**Exercise prompt**
From the entries, filter out every line that lacks "name" and copy the rest.

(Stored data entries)

*-*-*

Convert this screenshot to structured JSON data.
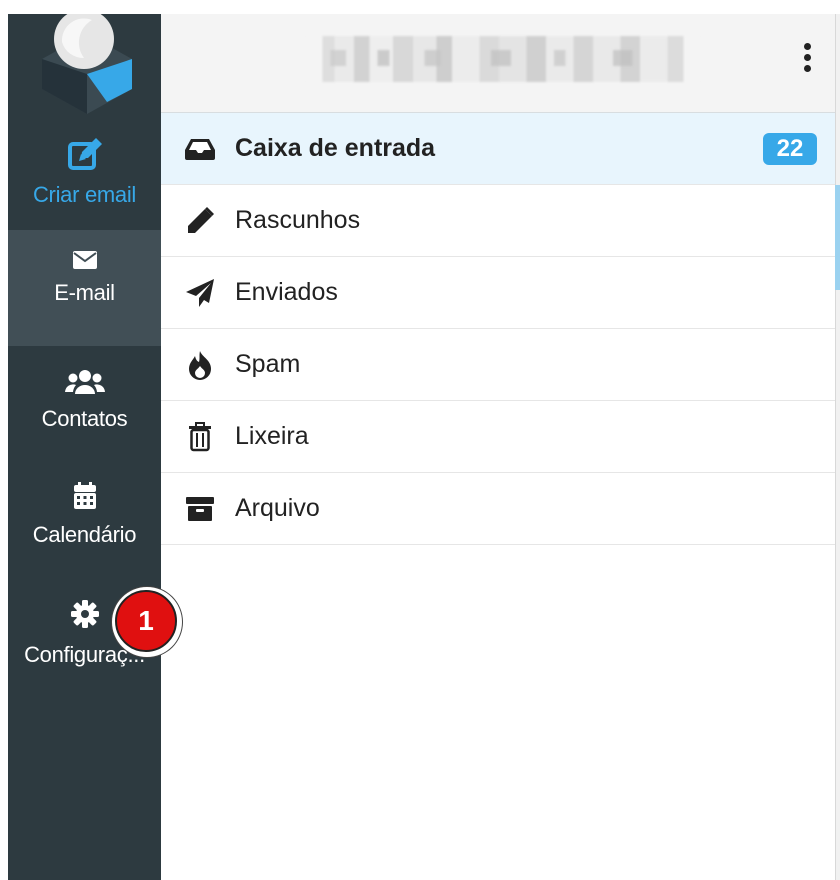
{
  "sidebar": {
    "compose_label": "Criar email",
    "items": [
      {
        "label": "E-mail",
        "icon": "envelope-icon"
      },
      {
        "label": "Contatos",
        "icon": "users-icon"
      },
      {
        "label": "Calendário",
        "icon": "calendar-icon"
      },
      {
        "label": "Configuraç...",
        "icon": "gear-icon"
      }
    ]
  },
  "annotation": {
    "marker": "1"
  },
  "header": {
    "menu_icon": "vertical-dots-icon"
  },
  "folders": [
    {
      "name": "Caixa de entrada",
      "icon": "inbox-icon",
      "count": "22"
    },
    {
      "name": "Rascunhos",
      "icon": "pencil-icon"
    },
    {
      "name": "Enviados",
      "icon": "paper-plane-icon"
    },
    {
      "name": "Spam",
      "icon": "fire-icon"
    },
    {
      "name": "Lixeira",
      "icon": "trash-icon"
    },
    {
      "name": "Arquivo",
      "icon": "archive-icon"
    }
  ],
  "colors": {
    "accent": "#37a8e8",
    "sidebar": "#2d3a40",
    "sidebar_active": "#414f56",
    "marker": "#e01010"
  }
}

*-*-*

**Exercise result**
      "name": "Caixa de entrada",
      "name": "Rascunhos",
      "name": "Enviados",
      "name": "Spam",
      "name": "Lixeira",
      "name": "Arquivo",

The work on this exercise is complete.